Belinda was 31 when she met a Colombian carpenter named Oscar at a social club. When she got pregnant she decided not to keep the baby, but then she felt it kicking and changed her mind. She never knew Oscar's last name. She never told him that he had a daughter. She thinks that Oscar is dead. On Cristen's birth certificate under "father" it says simply, "unknown."
Cristen wants to be a meteorologist. She likes weather, especially severe thunderstorms and hurricanes. She says that she wants to learn how to reduce their power so that they don't do so much damage.
"My aunt took me to Disney World and in our hotel room I had cable and I would just watch the weather channel over and over again," she said.
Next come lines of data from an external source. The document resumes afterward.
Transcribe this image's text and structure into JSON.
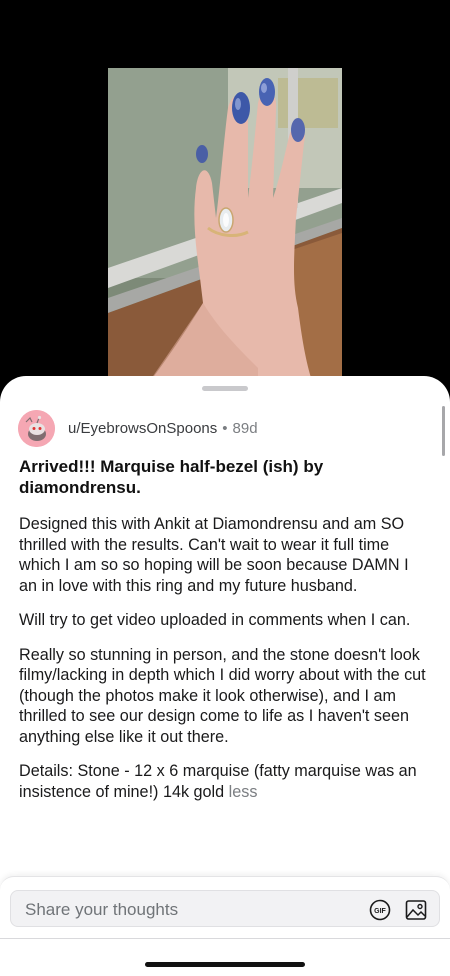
{
  "post": {
    "author": "u/EyebrowsOnSpoons",
    "separator": "•",
    "age": "89d",
    "title": "Arrived!!! Marquise half-bezel (ish) by diamondrensu.",
    "body": [
      "Designed this with Ankit at Diamondrensu and am SO thrilled with the results. Can't wait to wear it full time which I am so so hoping will be soon because DAMN I an in love with this ring and my future husband.",
      "Will try to get video uploaded in comments when I can.",
      "Really so stunning in person, and the stone doesn't look filmy/lacking in depth which I did worry about with the cut (though the photos make it look otherwise), and I am thrilled to see our design come to life as I haven't seen anything else like it out there.",
      "Details: Stone - 12 x 6 marquise (fatty marquise was an insistence of mine!) 14k gold"
    ],
    "less_label": "less"
  },
  "composer": {
    "placeholder": "Share your thoughts",
    "gif_icon": "gif-icon",
    "image_icon": "image-icon"
  },
  "colors": {
    "background": "#000000",
    "sheet": "#ffffff",
    "avatar": "#f5a7b3",
    "muted_text": "#7b7e82",
    "composer_bg": "#f2f2f4"
  }
}
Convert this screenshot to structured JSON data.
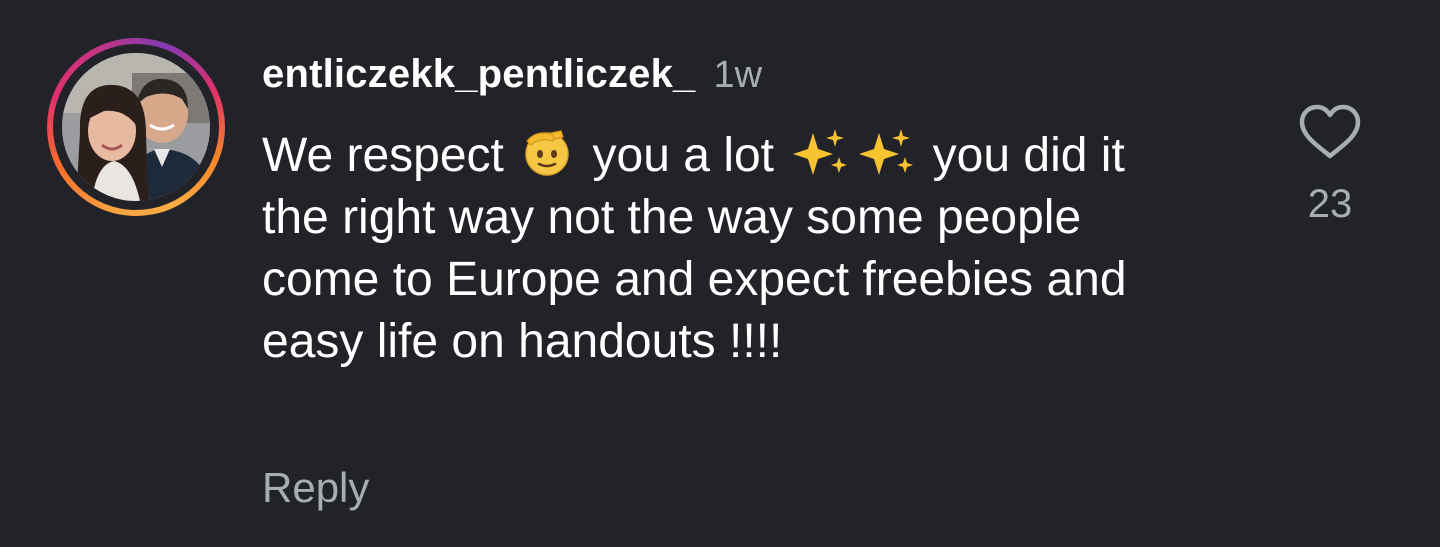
{
  "comment": {
    "username": "entliczekk_pentliczek_",
    "timestamp": "1w",
    "text_parts": {
      "p1": "We respect ",
      "p2": " you a lot ",
      "p3": " you did it the right way not the way some people come to Europe and expect freebies and easy life on handouts !!!!"
    },
    "emoji": {
      "salute": "saluting-face",
      "sparkles": "sparkles"
    },
    "reply_label": "Reply",
    "like_count": "23"
  },
  "colors": {
    "background": "#222328",
    "text_primary": "#ffffff",
    "text_secondary": "#a8acb3",
    "story_ring_start": "#f58529",
    "story_ring_end": "#c13584"
  }
}
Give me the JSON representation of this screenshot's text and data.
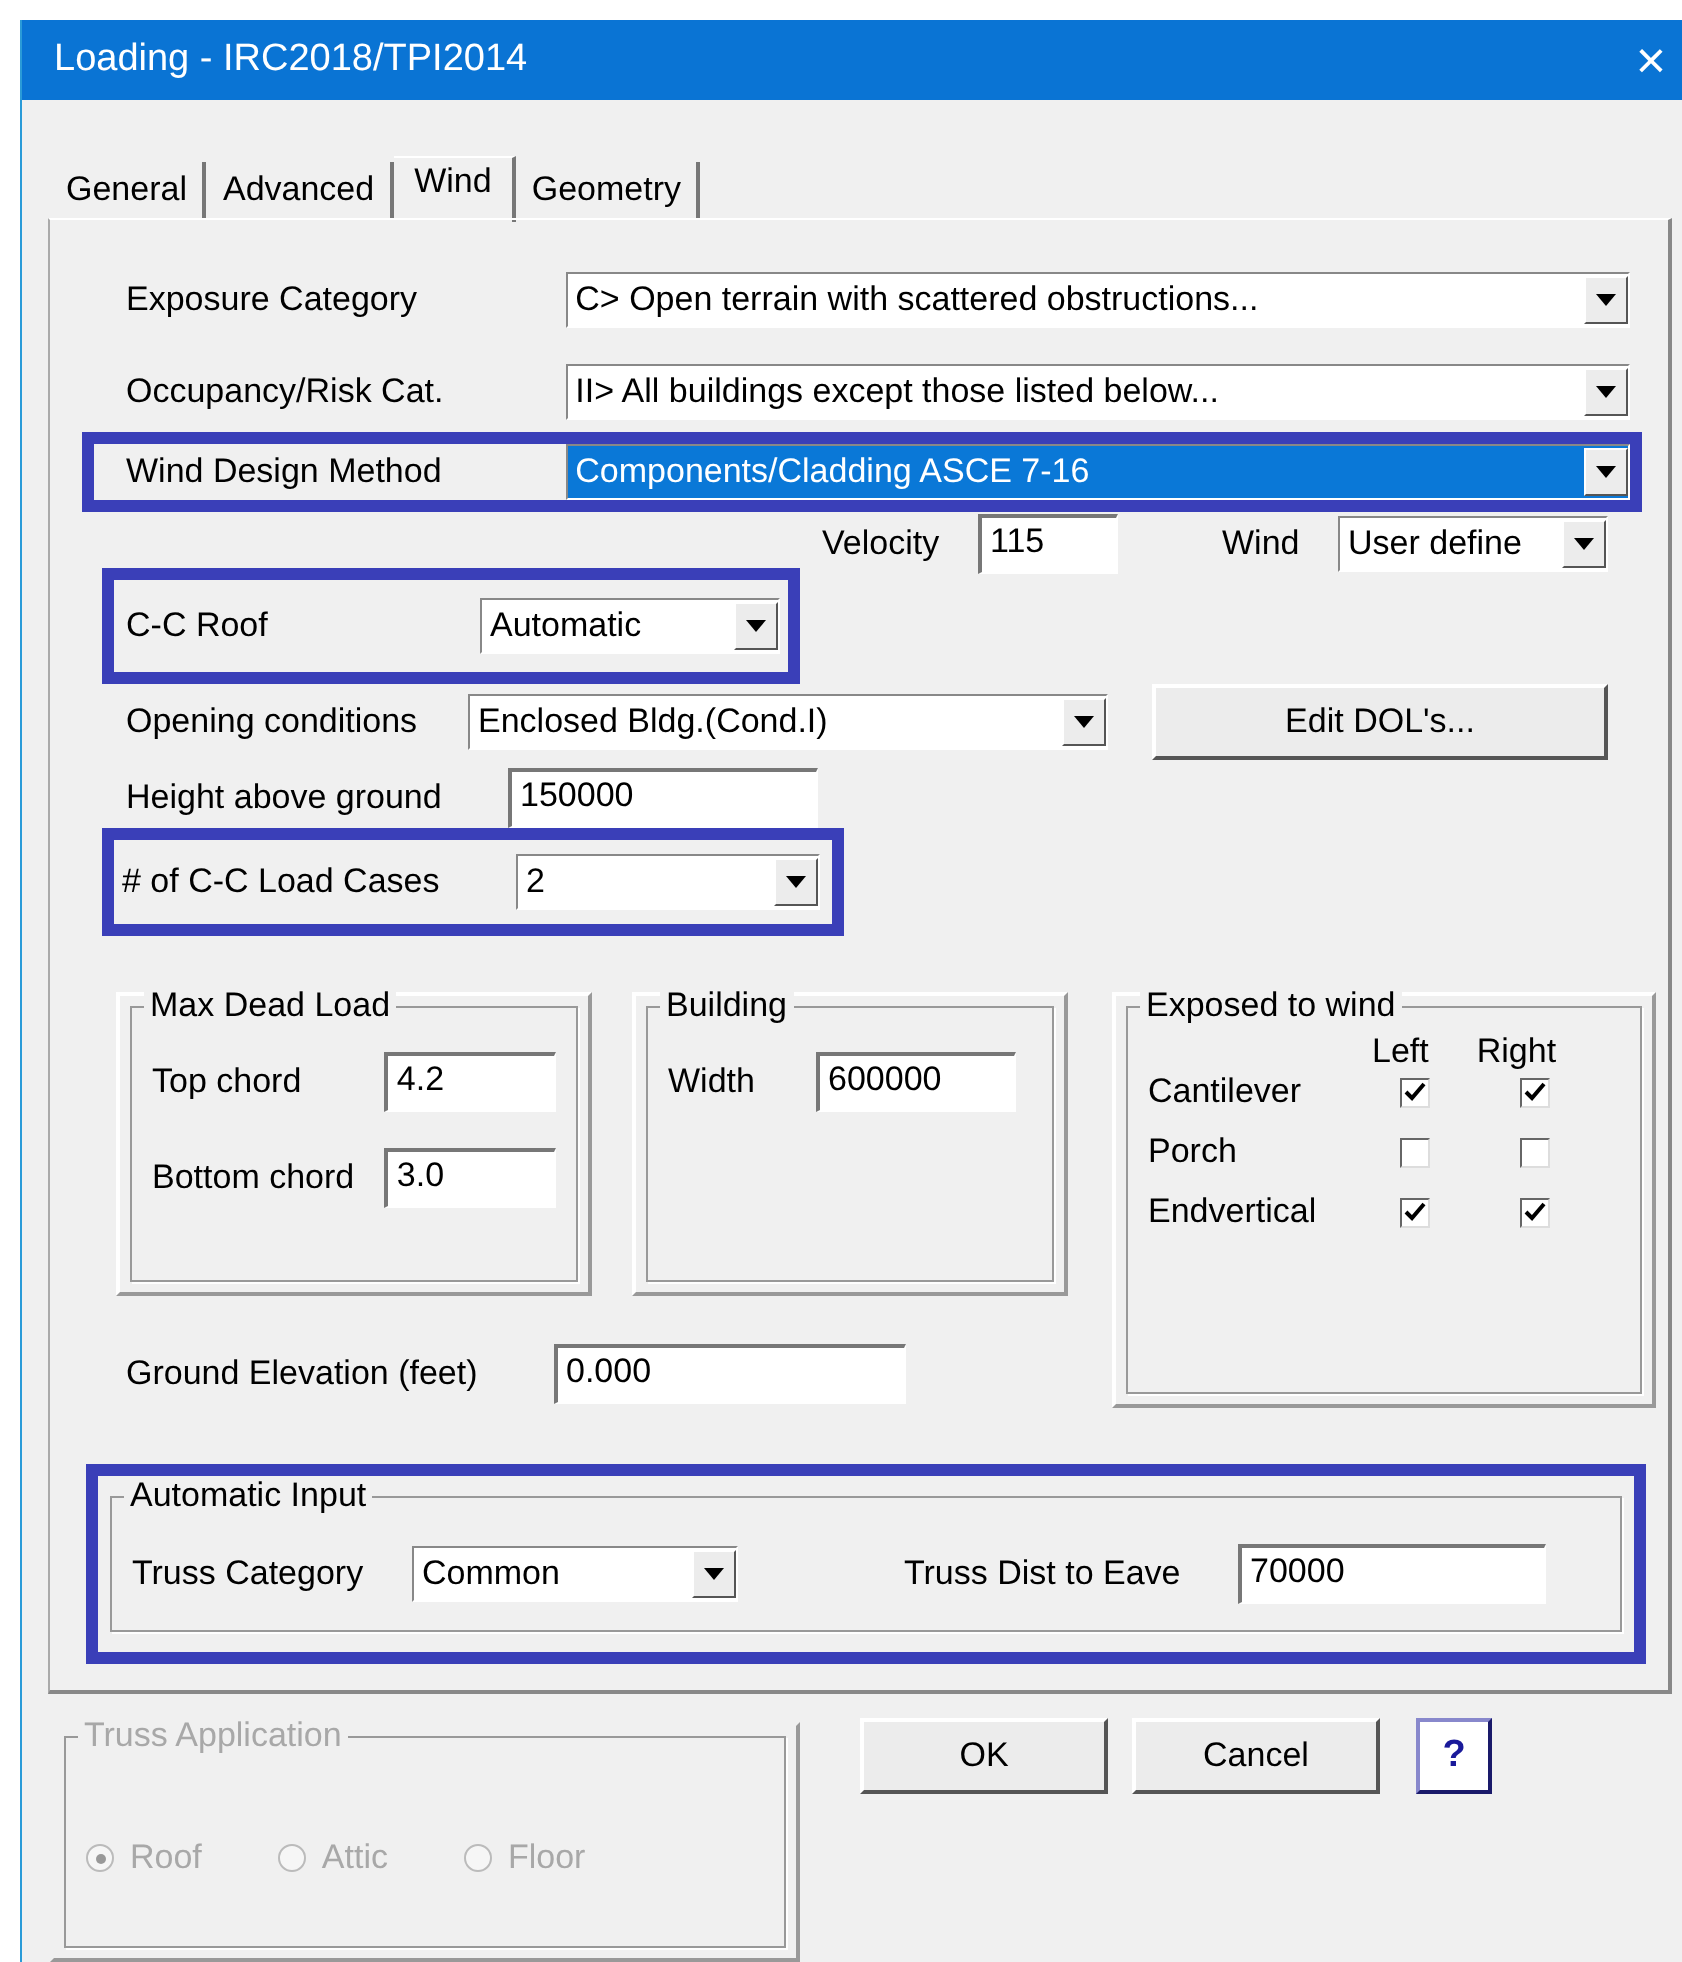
{
  "window": {
    "title": "Loading - IRC2018/TPI2014",
    "close": "×"
  },
  "tabs": [
    {
      "label": "General",
      "selected": false
    },
    {
      "label": "Advanced",
      "selected": false
    },
    {
      "label": "Wind",
      "selected": true
    },
    {
      "label": "Geometry",
      "selected": false
    }
  ],
  "selects": [
    {
      "label": "Exposure Category",
      "value": "C> Open terrain with scattered obstructions...",
      "highlighted": false,
      "focused": false
    },
    {
      "label": "Occupancy/Risk Cat.",
      "value": "II> All buildings except those listed below...",
      "highlighted": false,
      "focused": false
    },
    {
      "label": "Wind Design Method",
      "value": "Components/Cladding ASCE 7-16",
      "highlighted": true,
      "focused": true
    }
  ],
  "velocity": {
    "label": "Velocity",
    "value": "115"
  },
  "wind": {
    "label": "Wind",
    "value": "User define"
  },
  "cc_roof": {
    "label": "C-C Roof",
    "value": "Automatic",
    "highlighted": true
  },
  "opening": {
    "label": "Opening conditions",
    "value": "Enclosed Bldg.(Cond.I)"
  },
  "edit_button": "Edit DOL's...",
  "height": {
    "label": "Height above ground",
    "value": "150000"
  },
  "load_cases": {
    "label": "# of C-C Load Cases",
    "value": "2",
    "highlighted": true
  },
  "max_dead_load": {
    "title": "Max Dead Load",
    "fields": [
      {
        "label": "Top chord",
        "value": "4.2"
      },
      {
        "label": "Bottom chord",
        "value": "3.0"
      }
    ]
  },
  "building": {
    "title": "Building",
    "fields": [
      {
        "label": "Width",
        "value": "600000"
      }
    ]
  },
  "exposed": {
    "title": "Exposed to wind",
    "columns": [
      "Left",
      "Right"
    ],
    "rows": [
      {
        "label": "Cantilever",
        "left": true,
        "right": true
      },
      {
        "label": "Porch",
        "left": false,
        "right": false
      },
      {
        "label": "Endvertical",
        "left": true,
        "right": true
      }
    ]
  },
  "ground_elevation": {
    "label": "Ground Elevation (feet)",
    "value": "0.000"
  },
  "automatic_input": {
    "title": "Automatic Input",
    "highlighted": true,
    "truss_category": {
      "label": "Truss Category",
      "value": "Common"
    },
    "truss_dist": {
      "label": "Truss Dist to Eave",
      "value": "70000"
    }
  },
  "truss_application": {
    "title": "Truss Application",
    "disabled": true,
    "options": [
      {
        "label": "Roof",
        "selected": true
      },
      {
        "label": "Attic",
        "selected": false
      },
      {
        "label": "Floor",
        "selected": false
      }
    ]
  },
  "buttons": [
    "OK",
    "Cancel"
  ],
  "help": "?"
}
Cristen just opened her first bank account. She wants to learn how to pay bills. She plans to work on campus. She wonders about who her roommate will be and is excited about leaving for school next month.
"I'm going to come visit you like three times a year," Belinda told her daughter. "I can find one of those cheap places to stay and I can spend the night." When Cristen crinkles her nose and makes a face, Belinda backs down. "Okay, then I'll just come twice."
extremely impressed! I wish Cristen all the good luck at MIT and later in life. People like her have the strength to change the world!
Stories like these really make you smile. I love happy endings.
I have an odd feeling I’ve met her, in Stuy. I could be wrong though.
Just a quick question for the next Omnibus. For folks who are applying again, do we have to make a new MyMIT account? My current account’s “MIT Entrance Year” is fixed at “2006”.
Hey MIT Applicant, I was 16 when I applied and I’ll be 17 all freshman year, and I got in, so it can’t count it that much against you. (I have a feeling it doesn’t count at all either way, but I wouldn’t know.)
And campus visits are not used in admissions (interviews are with a local alumnus, not on campus), so it’s just whether you’d feel comfortable not seeing the school.
Great story, I wish you all the best Cristen, people like you make me proud to attend MIT
Hey, Matt. I have a couple of questions for your next Questions Omnibus. Is it bad not to have a campus visit? My parents own a small business, and work everyday except Sunday. On Sundays, we either have someone come over or go to someone else’s house. My parents are afraid that if they both leave the store closed for a couple of days, then their business will go down. I don’t want to take only one parent for a campus visit because I don’t want them to feel as if I favor one over the other. Also, my parents won’t let me travel alone because I just turned 16 a month ago. To them, it’s not safe for a 16 year old girl to go alone in the world.
And that leads me to my other question. Will my age affect how MIT looks at my application? Thank you for taking the time to read this. Also, thanks for putting the application up! :D